There is a long tradition of punk rockers trading in their power chords and electric guitars for the more idyllic pastures of folk music. Born in the the Persian Gulf country of Bahrain but raised in Winchester, England, Frank Turner made the leap from punk-rocker to folk-rocker a few years ago after the breakup of his progressive hardcore band Million Dead had reached it’s zenith. He hasn’t looked back since.
Armed only with his voice, an acoustic guitar, and a batch of socially conscious and sometimes politically flavored folk rock songs, Frank Turner has garnered a growing legion of fans through his tireless worldwide touring schedule. This fall marks the folk-punk balladeer’s first appearance stateside with tourmates the Gaslight Anthem whom he has been touring with the last few months around the globe. Ever wonder types of contraband young musicians smuggle into their rooms growing up? Get a chance to discover the answer to that question along with other keen insights from Frank Turner himself:
Dutch: Do you embrace the term “singer-songwriter”? And do you ever find the term limiting in any way?
Frank Turner: Historically, it’s not a bad term (Dylan, Young etc.), and it pretty neatly defines what I do. My only reservation with it is that, more recently, it’s a term associated more with people like James Morrisson or James Blunt, and, with all due respect to those guys, I don’t want to be associated with that. More often than not I’ll describe myself as a folk singer.

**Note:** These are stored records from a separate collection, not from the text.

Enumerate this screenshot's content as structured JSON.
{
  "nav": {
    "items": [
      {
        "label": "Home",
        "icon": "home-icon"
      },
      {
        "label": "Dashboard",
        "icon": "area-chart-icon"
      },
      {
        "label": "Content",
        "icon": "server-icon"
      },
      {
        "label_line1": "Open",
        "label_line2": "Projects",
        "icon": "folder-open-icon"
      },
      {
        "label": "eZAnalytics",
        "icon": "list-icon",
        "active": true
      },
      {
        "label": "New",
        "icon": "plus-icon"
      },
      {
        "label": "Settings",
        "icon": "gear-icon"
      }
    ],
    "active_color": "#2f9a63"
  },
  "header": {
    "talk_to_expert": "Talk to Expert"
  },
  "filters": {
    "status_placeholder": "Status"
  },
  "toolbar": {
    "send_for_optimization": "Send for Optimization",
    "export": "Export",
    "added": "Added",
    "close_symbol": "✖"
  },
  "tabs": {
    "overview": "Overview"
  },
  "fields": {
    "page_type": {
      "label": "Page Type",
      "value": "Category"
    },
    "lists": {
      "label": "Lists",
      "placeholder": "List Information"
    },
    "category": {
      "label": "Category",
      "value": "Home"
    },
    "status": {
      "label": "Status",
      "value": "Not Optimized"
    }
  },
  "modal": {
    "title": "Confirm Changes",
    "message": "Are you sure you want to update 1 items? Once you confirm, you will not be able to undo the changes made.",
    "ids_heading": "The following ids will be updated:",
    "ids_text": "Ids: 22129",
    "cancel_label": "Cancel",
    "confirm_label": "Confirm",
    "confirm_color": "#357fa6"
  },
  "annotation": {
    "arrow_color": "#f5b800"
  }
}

Dutch: Were you in any bands before you decided to try the solo thing? What kind of bands were you in?
FT: Yes, a number, mostly punk and hardcore bands. I was in a band called Million Dead. We played complicated hardcore and toured for about 4 years, put out 2 albums and so on. It was fun.
Dutch: Are there other people in your family that are / were musicians?

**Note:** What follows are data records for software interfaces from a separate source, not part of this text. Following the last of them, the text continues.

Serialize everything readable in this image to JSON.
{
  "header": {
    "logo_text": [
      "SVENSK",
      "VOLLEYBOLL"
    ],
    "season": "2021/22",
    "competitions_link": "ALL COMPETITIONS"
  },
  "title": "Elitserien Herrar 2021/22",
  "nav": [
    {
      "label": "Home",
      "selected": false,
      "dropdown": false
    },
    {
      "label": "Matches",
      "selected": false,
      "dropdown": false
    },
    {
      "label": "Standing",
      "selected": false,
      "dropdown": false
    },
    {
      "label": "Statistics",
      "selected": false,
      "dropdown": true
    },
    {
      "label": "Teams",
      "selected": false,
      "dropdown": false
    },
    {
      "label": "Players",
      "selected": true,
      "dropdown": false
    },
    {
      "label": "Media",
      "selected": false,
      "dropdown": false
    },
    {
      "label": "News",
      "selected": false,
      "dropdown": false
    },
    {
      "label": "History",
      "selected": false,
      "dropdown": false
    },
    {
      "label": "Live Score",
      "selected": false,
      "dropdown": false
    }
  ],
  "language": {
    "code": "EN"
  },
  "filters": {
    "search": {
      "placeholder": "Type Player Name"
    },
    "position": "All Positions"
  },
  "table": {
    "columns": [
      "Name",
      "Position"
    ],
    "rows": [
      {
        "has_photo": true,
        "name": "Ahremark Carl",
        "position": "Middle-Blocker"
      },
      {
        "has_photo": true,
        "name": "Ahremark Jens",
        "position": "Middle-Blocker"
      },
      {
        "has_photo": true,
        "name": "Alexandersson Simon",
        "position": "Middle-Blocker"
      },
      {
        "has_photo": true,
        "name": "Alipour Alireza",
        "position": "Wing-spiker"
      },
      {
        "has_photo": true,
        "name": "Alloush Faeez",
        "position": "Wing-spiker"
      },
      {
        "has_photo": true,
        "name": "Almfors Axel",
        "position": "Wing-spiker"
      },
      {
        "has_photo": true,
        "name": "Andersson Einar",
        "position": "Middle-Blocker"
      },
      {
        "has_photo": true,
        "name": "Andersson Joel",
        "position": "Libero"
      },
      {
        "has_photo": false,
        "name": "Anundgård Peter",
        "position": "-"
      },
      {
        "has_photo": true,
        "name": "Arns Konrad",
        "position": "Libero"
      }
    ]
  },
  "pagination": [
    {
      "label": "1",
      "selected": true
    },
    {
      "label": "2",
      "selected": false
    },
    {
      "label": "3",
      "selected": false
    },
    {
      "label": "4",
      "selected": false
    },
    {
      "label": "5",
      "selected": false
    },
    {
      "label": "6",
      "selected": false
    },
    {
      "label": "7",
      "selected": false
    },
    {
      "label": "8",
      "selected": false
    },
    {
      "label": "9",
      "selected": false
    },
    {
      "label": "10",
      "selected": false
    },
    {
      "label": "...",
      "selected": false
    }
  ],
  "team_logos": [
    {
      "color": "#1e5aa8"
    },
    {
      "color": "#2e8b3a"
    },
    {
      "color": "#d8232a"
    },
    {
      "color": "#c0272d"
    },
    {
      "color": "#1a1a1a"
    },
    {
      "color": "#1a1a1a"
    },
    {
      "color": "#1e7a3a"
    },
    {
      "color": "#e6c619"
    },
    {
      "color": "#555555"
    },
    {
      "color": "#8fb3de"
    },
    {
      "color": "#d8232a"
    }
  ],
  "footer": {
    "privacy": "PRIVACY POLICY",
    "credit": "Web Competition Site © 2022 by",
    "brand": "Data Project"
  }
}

FT: My family is musical but in quite an old-school way – my dad plays psalms on the piano and my mum is a singer in a cathedral choir here in Winchester. They were a little dubious about me getting so involved in popular / modern music at first, but they’ve come to be supportive as time has gone by. I guess I associate a degree of rebelliousness with being a musician because of their early disdain for what I was doing. While my friends were smuggling porno mags into their rooms, I was smuggling in copies of Kerrang. My first exposure was falling in love with Iron Maiden when I was about 11 years old.

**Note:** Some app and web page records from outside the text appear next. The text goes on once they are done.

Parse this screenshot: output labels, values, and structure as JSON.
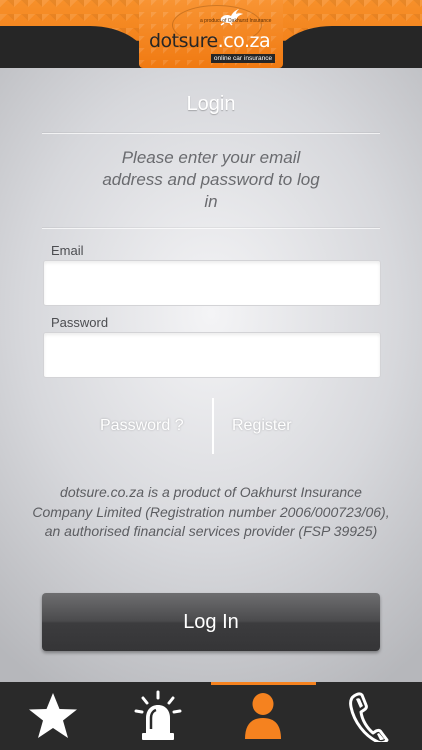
{
  "header": {
    "logo_main": "dotsure",
    "logo_domain": ".co.za",
    "logo_tagline": "a product of Oakhurst Insurance",
    "logo_sub": "online car insurance",
    "accent_color": "#f5821f"
  },
  "login": {
    "title": "Login",
    "instructions": "Please enter your email address and password to log in",
    "email_label": "Email",
    "email_value": "",
    "password_label": "Password",
    "password_value": "",
    "forgot_password_link": "Password ?",
    "register_link": "Register",
    "disclaimer": "dotsure.co.za is a product of Oakhurst Insurance Company Limited (Registration number 2006/000723/06), an authorised financial services provider (FSP 39925)",
    "login_button": "Log In"
  },
  "tabbar": {
    "active_index": 2,
    "tabs": [
      {
        "icon": "star-icon"
      },
      {
        "icon": "emergency-siren-icon"
      },
      {
        "icon": "user-icon"
      },
      {
        "icon": "phone-icon"
      }
    ],
    "active_color": "#f5821f"
  }
}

Dutch: Do you ever get compared to Billy Bragg? If so, do you mind the comparison?
FT: Yeah sure, it happens, and on the whole I don’t mind so much – I am a fan, and given that we’re both English ex-punks playing folk-influenced music, it’s not a stupid comparison. I just don’t want to get totally subsumed beneath the comparison as time goes by. I’m musically much more interested in Springsteen and Dylan.
Get a glimpse of Frank Turner’s unique brand of folk rock and check out the music video for his song Casanova Lament off his Campfire Punk Rock EP: